Can someone please point me at code using tc/quick-check inside deftest. I'm looking for a clean way to wire things up and get nice error reports.

Oliver George09:11:15

One simple pattern is

(deftest t1
  (is (:result (tc/quick-check 100 t1-prop))))
No nice debugging info in report but does at least tell you where it hurts.


defspec is a macro with the same behavior as quick-check and it integrates with clojure.test. Check it:

Oliver George00:11:04

Thanks @U01KQ9EGU79 - I hit some odd things with the shadow-cljs repl but perhaps that's surmountable. Looks spot on.

Oliver George00:11:16

Also, this helper/pattern gives me reasonable debugging info without too much plumbing. (Can't recall where I found it.)

(defn qc-ret
  [{:keys [result] :as data}]
  (if result {:result true} data))

(deftest init-db--gen
  (is (= {:result true} (qc-ret (tc/quick-check 100 init-db--fx-ret)))))

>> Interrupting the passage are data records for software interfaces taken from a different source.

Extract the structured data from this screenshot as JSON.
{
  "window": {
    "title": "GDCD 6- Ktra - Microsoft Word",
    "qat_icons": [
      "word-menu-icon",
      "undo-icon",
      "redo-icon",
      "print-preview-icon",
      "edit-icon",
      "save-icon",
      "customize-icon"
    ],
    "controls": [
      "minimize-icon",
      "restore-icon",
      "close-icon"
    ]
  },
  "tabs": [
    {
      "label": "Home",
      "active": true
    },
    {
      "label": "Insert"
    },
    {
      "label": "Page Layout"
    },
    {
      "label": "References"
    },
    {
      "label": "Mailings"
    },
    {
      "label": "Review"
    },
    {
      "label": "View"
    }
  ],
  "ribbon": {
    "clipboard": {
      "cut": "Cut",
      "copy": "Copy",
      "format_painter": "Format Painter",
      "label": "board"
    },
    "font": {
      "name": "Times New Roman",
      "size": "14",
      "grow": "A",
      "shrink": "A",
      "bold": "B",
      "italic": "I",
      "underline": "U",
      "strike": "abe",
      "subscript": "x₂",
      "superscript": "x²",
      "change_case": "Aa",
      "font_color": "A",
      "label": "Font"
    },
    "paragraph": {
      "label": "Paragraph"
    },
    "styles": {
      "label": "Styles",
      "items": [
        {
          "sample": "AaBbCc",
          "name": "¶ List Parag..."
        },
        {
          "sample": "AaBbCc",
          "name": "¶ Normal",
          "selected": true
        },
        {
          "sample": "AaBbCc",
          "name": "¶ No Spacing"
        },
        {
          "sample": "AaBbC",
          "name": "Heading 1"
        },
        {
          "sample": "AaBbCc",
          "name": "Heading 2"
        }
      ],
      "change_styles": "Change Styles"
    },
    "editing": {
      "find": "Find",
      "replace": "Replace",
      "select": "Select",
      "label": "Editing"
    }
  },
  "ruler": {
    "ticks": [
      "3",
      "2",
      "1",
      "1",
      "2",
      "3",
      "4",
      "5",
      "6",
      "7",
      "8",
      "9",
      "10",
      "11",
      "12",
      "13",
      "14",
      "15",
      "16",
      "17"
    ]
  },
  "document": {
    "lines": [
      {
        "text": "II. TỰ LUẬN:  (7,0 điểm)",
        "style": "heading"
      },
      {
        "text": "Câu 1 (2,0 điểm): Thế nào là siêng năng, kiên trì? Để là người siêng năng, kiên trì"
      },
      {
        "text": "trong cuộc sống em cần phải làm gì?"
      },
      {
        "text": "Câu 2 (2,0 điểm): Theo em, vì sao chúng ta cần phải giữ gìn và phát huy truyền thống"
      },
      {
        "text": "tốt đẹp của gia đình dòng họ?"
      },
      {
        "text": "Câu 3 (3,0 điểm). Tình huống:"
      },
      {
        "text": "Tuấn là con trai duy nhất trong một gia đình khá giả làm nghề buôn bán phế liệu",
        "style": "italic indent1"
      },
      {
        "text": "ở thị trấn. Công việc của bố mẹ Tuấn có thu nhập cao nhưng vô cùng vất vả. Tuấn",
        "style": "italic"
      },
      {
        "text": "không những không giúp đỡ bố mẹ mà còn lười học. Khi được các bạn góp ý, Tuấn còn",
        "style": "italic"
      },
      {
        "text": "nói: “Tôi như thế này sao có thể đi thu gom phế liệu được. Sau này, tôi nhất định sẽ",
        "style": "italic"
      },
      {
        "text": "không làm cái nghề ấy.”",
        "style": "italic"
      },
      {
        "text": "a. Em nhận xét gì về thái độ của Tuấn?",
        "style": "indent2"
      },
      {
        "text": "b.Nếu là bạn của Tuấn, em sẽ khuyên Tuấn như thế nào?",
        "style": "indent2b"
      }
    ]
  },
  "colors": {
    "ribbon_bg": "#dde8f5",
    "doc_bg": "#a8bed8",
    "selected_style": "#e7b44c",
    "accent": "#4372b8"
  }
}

I don't have examples handy but the first place I would look is

Oliver George07:11:12

Fancy! Thanks.

Karl Xaver11:11:38

Newbie question: How do you experiment with/inspect objects like #object[HTMLImageElement [object HTMLImageElement]] #object[CSSStyleDeclaration [object CSSStyleDeclaration]] js->clj doesn't seem to do anything on these. So far I resorted to (js/console.log object) + scrolling/clicking through the browsers console which is a bit tedious. Thanks!


If the browser console is tedious while being as interactive as it is (you can run arbitrary JS code on those objects or their subfields), what kind of workflow would be better?


if you prefix your log-output with a string-token you can use the console´s filtering facilities to include this token and remove all the noise.


Browsers' JS consoles have many tools nowadays. Filtering, grouping, pivoting, evaluation, saving nested objects via context menus, probably other things that I can't recall right now or simply don't know about.

Karl Xaver12:11:44

"Tedious" was a bit of an overstatement :) I just thought there might be something I missed that's more integrated with the repl/editor, so I don't have to 1) wrap my obj in a console.log expr (compared to evaling directly) 2) switch to the browser 3) use the mouse to find/unfold things It's time to give the console some love and learn its keyboard shortcuts. I wasn't aware that it is so powerful. And 1) can be solved with some elisp. Using the string-token tip already. Thanks for the input!


There are also things like but I have no idea how good they are with JS objects. But if you work with CLJ/Java data that you want to inspect, those are great tools.


Anybody using the Cursive plugin and is able to have symbols like .getElementById resolved?


It's an old and known problem: There's also #cursive


Bummer, oh well